Segment Start: MATERIAL FOR THIS EXERCISE

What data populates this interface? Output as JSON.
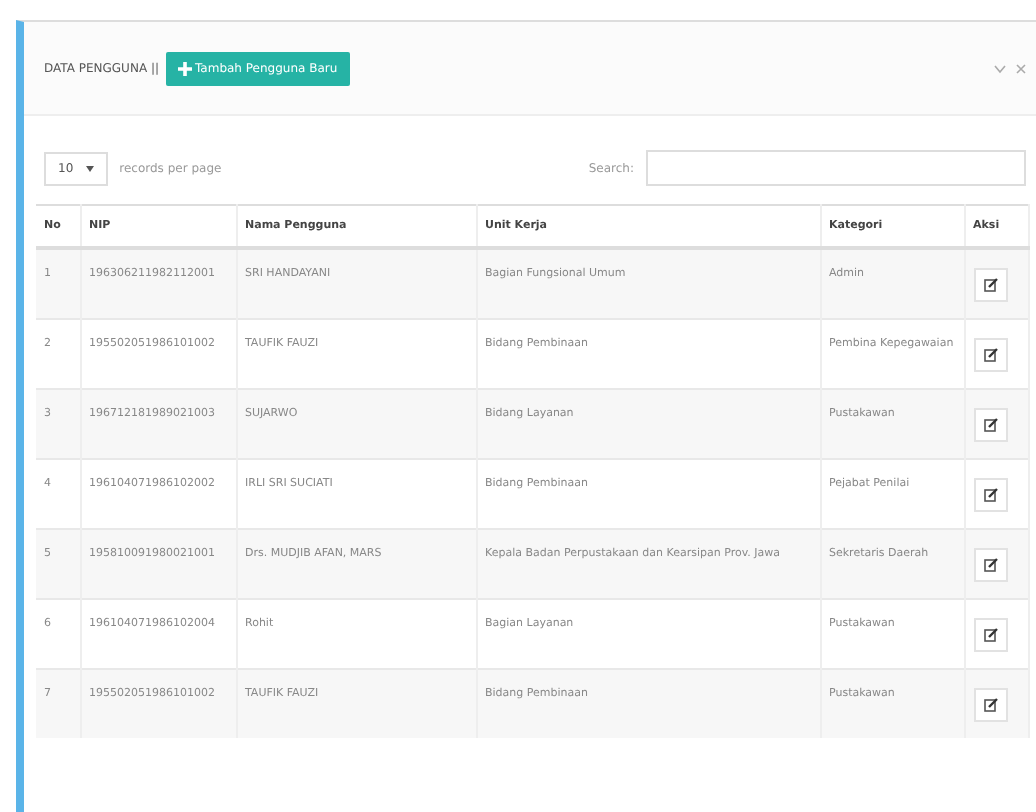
{
  "panel": {
    "title": "DATA PENGGUNA ||",
    "add_button": "Tambah Pengguna Baru"
  },
  "controls": {
    "page_size": "10",
    "page_size_label": "records per page",
    "search_label": "Search:"
  },
  "table": {
    "columns": [
      "No",
      "NIP",
      "Nama Pengguna",
      "Unit Kerja",
      "Kategori",
      "Aksi"
    ],
    "rows": [
      {
        "no": "1",
        "nip": "196306211982112001",
        "nama": "SRI HANDAYANI",
        "unit": "Bagian Fungsional Umum",
        "kategori": "Admin"
      },
      {
        "no": "2",
        "nip": "195502051986101002",
        "nama": "TAUFIK FAUZI",
        "unit": "Bidang Pembinaan",
        "kategori": "Pembina Kepegawaian"
      },
      {
        "no": "3",
        "nip": "196712181989021003",
        "nama": "SUJARWO",
        "unit": "Bidang Layanan",
        "kategori": "Pustakawan"
      },
      {
        "no": "4",
        "nip": "196104071986102002",
        "nama": "IRLI SRI SUCIATI",
        "unit": "Bidang Pembinaan",
        "kategori": "Pejabat Penilai"
      },
      {
        "no": "5",
        "nip": "195810091980021001",
        "nama": "Drs. MUDJIB AFAN, MARS",
        "unit": "Kepala Badan Perpustakaan dan Kearsipan Prov. Jawa",
        "kategori": "Sekretaris Daerah"
      },
      {
        "no": "6",
        "nip": "196104071986102004",
        "nama": "Rohit",
        "unit": "Bagian Layanan",
        "kategori": "Pustakawan"
      },
      {
        "no": "7",
        "nip": "195502051986101002",
        "nama": "TAUFIK FAUZI",
        "unit": "Bidang Pembinaan",
        "kategori": "Pustakawan"
      }
    ]
  }
}
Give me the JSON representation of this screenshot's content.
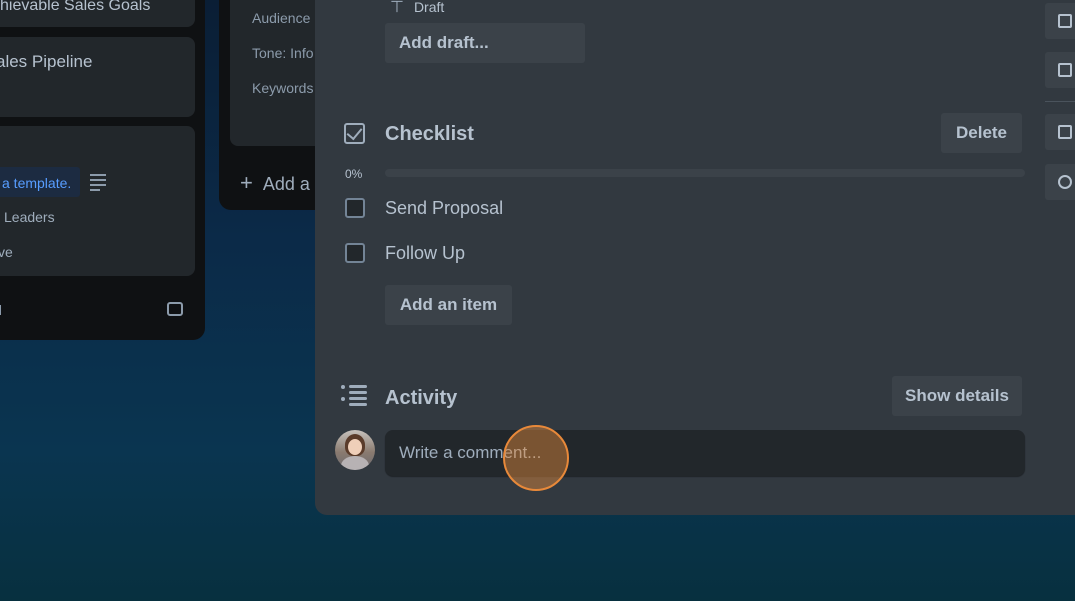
{
  "board": {
    "left_list": {
      "card1_title": "hievable Sales Goals",
      "card2_title": "ales Pipeline",
      "card3": {
        "template_badge": "a template.",
        "lines": [
          "Leaders",
          "ve"
        ]
      }
    },
    "mid_list": {
      "lines": [
        "Audience",
        "Tone: Info",
        "Keywords"
      ],
      "add_label": "Add a"
    }
  },
  "modal": {
    "draft": {
      "label": "Draft",
      "add_button": "Add draft..."
    },
    "checklist": {
      "title": "Checklist",
      "delete_label": "Delete",
      "percent_label": "0%",
      "progress": 0,
      "items": [
        {
          "label": "Send Proposal",
          "checked": false
        },
        {
          "label": "Follow Up",
          "checked": false
        }
      ],
      "add_item_label": "Add an item"
    },
    "activity": {
      "title": "Activity",
      "show_details_label": "Show details",
      "comment_placeholder": "Write a comment..."
    }
  },
  "icons": {
    "checklist": "checklist-icon",
    "activity": "activity-icon",
    "draft": "text-icon",
    "rail": [
      "copy-icon",
      "template-icon",
      "archive-icon",
      "share-icon"
    ]
  },
  "colors": {
    "modal_bg": "#323940",
    "button_bg": "#3b4249",
    "text": "#b6c2cf",
    "badge_text": "#579dff",
    "cursor": "#e8893a"
  }
}
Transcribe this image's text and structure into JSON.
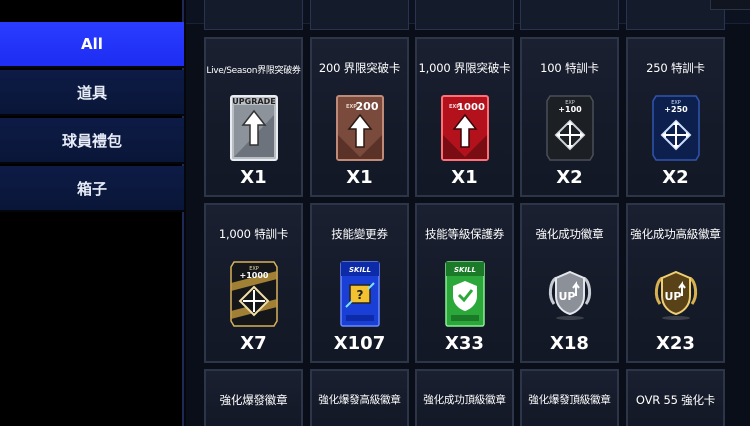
{
  "sidebar": {
    "tabs": [
      {
        "label": "All",
        "active": true
      },
      {
        "label": "道具",
        "active": false
      },
      {
        "label": "球員禮包",
        "active": false
      },
      {
        "label": "箱子",
        "active": false
      }
    ]
  },
  "colors": {
    "active_tab": "#1f30f5",
    "inactive_tab": "#0c1940",
    "card_bg": "#171d2c",
    "card_border": "#2c3648"
  },
  "items": [
    {
      "name": "Live/Season界限突破券",
      "quantity": "X1",
      "icon": "upgrade-card-icon",
      "card_text": "UPGRADE"
    },
    {
      "name": "200 界限突破卡",
      "quantity": "X1",
      "icon": "exp-200-card-icon",
      "card_text": "200",
      "exp_label": "EXP"
    },
    {
      "name": "1,000 界限突破卡",
      "quantity": "X1",
      "icon": "exp-1000-card-icon",
      "card_text": "1000",
      "exp_label": "EXP"
    },
    {
      "name": "100 特訓卡",
      "quantity": "X2",
      "icon": "training-100-card-icon",
      "card_text": "+100",
      "exp_label": "EXP"
    },
    {
      "name": "250 特訓卡",
      "quantity": "X2",
      "icon": "training-250-card-icon",
      "card_text": "+250",
      "exp_label": "EXP"
    },
    {
      "name": "1,000 特訓卡",
      "quantity": "X7",
      "icon": "training-1000-card-icon",
      "card_text": "+1000",
      "exp_label": "EXP"
    },
    {
      "name": "技能變更券",
      "quantity": "X107",
      "icon": "skill-change-ticket-icon",
      "card_text": "SKILL"
    },
    {
      "name": "技能等級保護券",
      "quantity": "X33",
      "icon": "skill-protect-ticket-icon",
      "card_text": "SKILL"
    },
    {
      "name": "強化成功徽章",
      "quantity": "X18",
      "icon": "upgrade-success-badge-icon",
      "card_text": "UP"
    },
    {
      "name": "強化成功高級徽章",
      "quantity": "X23",
      "icon": "upgrade-success-advanced-badge-icon",
      "card_text": "UP"
    },
    {
      "name": "強化爆發徽章",
      "quantity": "",
      "icon": "",
      "card_text": ""
    },
    {
      "name": "強化爆發高級徽章",
      "quantity": "",
      "icon": "",
      "card_text": ""
    },
    {
      "name": "強化成功頂級徽章",
      "quantity": "",
      "icon": "",
      "card_text": ""
    },
    {
      "name": "強化爆發頂級徽章",
      "quantity": "",
      "icon": "",
      "card_text": ""
    },
    {
      "name": "OVR 55 強化卡",
      "quantity": "",
      "icon": "",
      "card_text": ""
    }
  ]
}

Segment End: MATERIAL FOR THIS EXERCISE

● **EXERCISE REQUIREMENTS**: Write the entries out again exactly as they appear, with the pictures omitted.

● **RESPONSE TO THE TASK**:
What data populates this interface? Output as JSON.
{
  "panel": {
    "title": "DATA PENGGUNA ||",
    "add_button": "Tambah Pengguna Baru"
  },
  "controls": {
    "page_size": "10",
    "page_size_label": "records per page",
    "search_label": "Search:"
  },
  "table": {
    "columns": [
      "No",
      "NIP",
      "Nama Pengguna",
      "Unit Kerja",
      "Kategori",
      "Aksi"
    ],
    "rows": [
      {
        "no": "1",
        "nip": "196306211982112001",
        "nama": "SRI HANDAYANI",
        "unit": "Bagian Fungsional Umum",
        "kategori": "Admin"
      },
      {
        "no": "2",
        "nip": "195502051986101002",
        "nama": "TAUFIK FAUZI",
        "unit": "Bidang Pembinaan",
        "kategori": "Pembina Kepegawaian"
      },
      {
        "no": "3",
        "nip": "196712181989021003",
        "nama": "SUJARWO",
        "unit": "Bidang Layanan",
        "kategori": "Pustakawan"
      },
      {
        "no": "4",
        "nip": "196104071986102002",
        "nama": "IRLI SRI SUCIATI",
        "unit": "Bidang Pembinaan",
        "kategori": "Pejabat Penilai"
      },
      {
        "no": "5",
        "nip": "195810091980021001",
        "nama": "Drs. MUDJIB AFAN, MARS",
        "unit": "Kepala Badan Perpustakaan dan Kearsipan Prov. Jawa",
        "kategori": "Sekretaris Daerah"
      },
      {
        "no": "6",
        "nip": "196104071986102004",
        "nama": "Rohit",
        "unit": "Bagian Layanan",
        "kategori": "Pustakawan"
      },
      {
        "no": "7",
        "nip": "195502051986101002",
        "nama": "TAUFIK FAUZI",
        "unit": "Bidang Pembinaan",
        "kategori": "Pustakawan"
      }
    ]
  }
}
Give me the JSON representation of this screenshot's content.
{
  "board": {
    "left_list": {
      "card1_title": "hievable Sales Goals",
      "card2_title": "ales Pipeline",
      "card3": {
        "template_badge": "a template.",
        "lines": [
          "Leaders",
          "ve"
        ]
      }
    },
    "mid_list": {
      "lines": [
        "Audience",
        "Tone: Info",
        "Keywords"
      ],
      "add_label": "Add a"
    }
  },
  "modal": {
    "draft": {
      "label": "Draft",
      "add_button": "Add draft..."
    },
    "checklist": {
      "title": "Checklist",
      "delete_label": "Delete",
      "percent_label": "0%",
      "progress": 0,
      "items": [
        {
          "label": "Send Proposal",
          "checked": false
        },
        {
          "label": "Follow Up",
          "checked": false
        }
      ],
      "add_item_label": "Add an item"
    },
    "activity": {
      "title": "Activity",
      "show_details_label": "Show details",
      "comment_placeholder": "Write a comment..."
    }
  },
  "icons": {
    "checklist": "checklist-icon",
    "activity": "activity-icon",
    "draft": "text-icon",
    "rail": [
      "copy-icon",
      "template-icon",
      "archive-icon",
      "share-icon"
    ]
  },
  "colors": {
    "modal_bg": "#323940",
    "button_bg": "#3b4249",
    "text": "#b6c2cf",
    "badge_text": "#579dff",
    "cursor": "#e8893a"
  }
}
Transcribe this image's text and structure into JSON.
{
  "sidebar": {
    "tabs": [
      {
        "label": "All",
        "active": true
      },
      {
        "label": "道具",
        "active": false
      },
      {
        "label": "球員禮包",
        "active": false
      },
      {
        "label": "箱子",
        "active": false
      }
    ]
  },
  "colors": {
    "active_tab": "#1f30f5",
    "inactive_tab": "#0c1940",
    "card_bg": "#171d2c",
    "card_border": "#2c3648"
  },
  "items": [
    {
      "name": "Live/Season界限突破券",
      "quantity": "X1",
      "icon": "upgrade-card-icon",
      "card_text": "UPGRADE"
    },
    {
      "name": "200 界限突破卡",
      "quantity": "X1",
      "icon": "exp-200-card-icon",
      "card_text": "200",
      "exp_label": "EXP"
    },
    {
      "name": "1,000 界限突破卡",
      "quantity": "X1",
      "icon": "exp-1000-card-icon",
      "card_text": "1000",
      "exp_label": "EXP"
    },
    {
      "name": "100 特訓卡",
      "quantity": "X2",
      "icon": "training-100-card-icon",
      "card_text": "+100",
      "exp_label": "EXP"
    },
    {
      "name": "250 特訓卡",
      "quantity": "X2",
      "icon": "training-250-card-icon",
      "card_text": "+250",
      "exp_label": "EXP"
    },
    {
      "name": "1,000 特訓卡",
      "quantity": "X7",
      "icon": "training-1000-card-icon",
      "card_text": "+1000",
      "exp_label": "EXP"
    },
    {
      "name": "技能變更券",
      "quantity": "X107",
      "icon": "skill-change-ticket-icon",
      "card_text": "SKILL"
    },
    {
      "name": "技能等級保護券",
      "quantity": "X33",
      "icon": "skill-protect-ticket-icon",
      "card_text": "SKILL"
    },
    {
      "name": "強化成功徽章",
      "quantity": "X18",
      "icon": "upgrade-success-badge-icon",
      "card_text": "UP"
    },
    {
      "name": "強化成功高級徽章",
      "quantity": "X23",
      "icon": "upgrade-success-advanced-badge-icon",
      "card_text": "UP"
    },
    {
      "name": "強化爆發徽章",
      "quantity": "",
      "icon": "",
      "card_text": ""
    },
    {
      "name": "強化爆發高級徽章",
      "quantity": "",
      "icon": "",
      "card_text": ""
    },
    {
      "name": "強化成功頂級徽章",
      "quantity": "",
      "icon": "",
      "card_text": ""
    },
    {
      "name": "強化爆發頂級徽章",
      "quantity": "",
      "icon": "",
      "card_text": ""
    },
    {
      "name": "OVR 55 強化卡",
      "quantity": "",
      "icon": "",
      "card_text": ""
    }
  ]
}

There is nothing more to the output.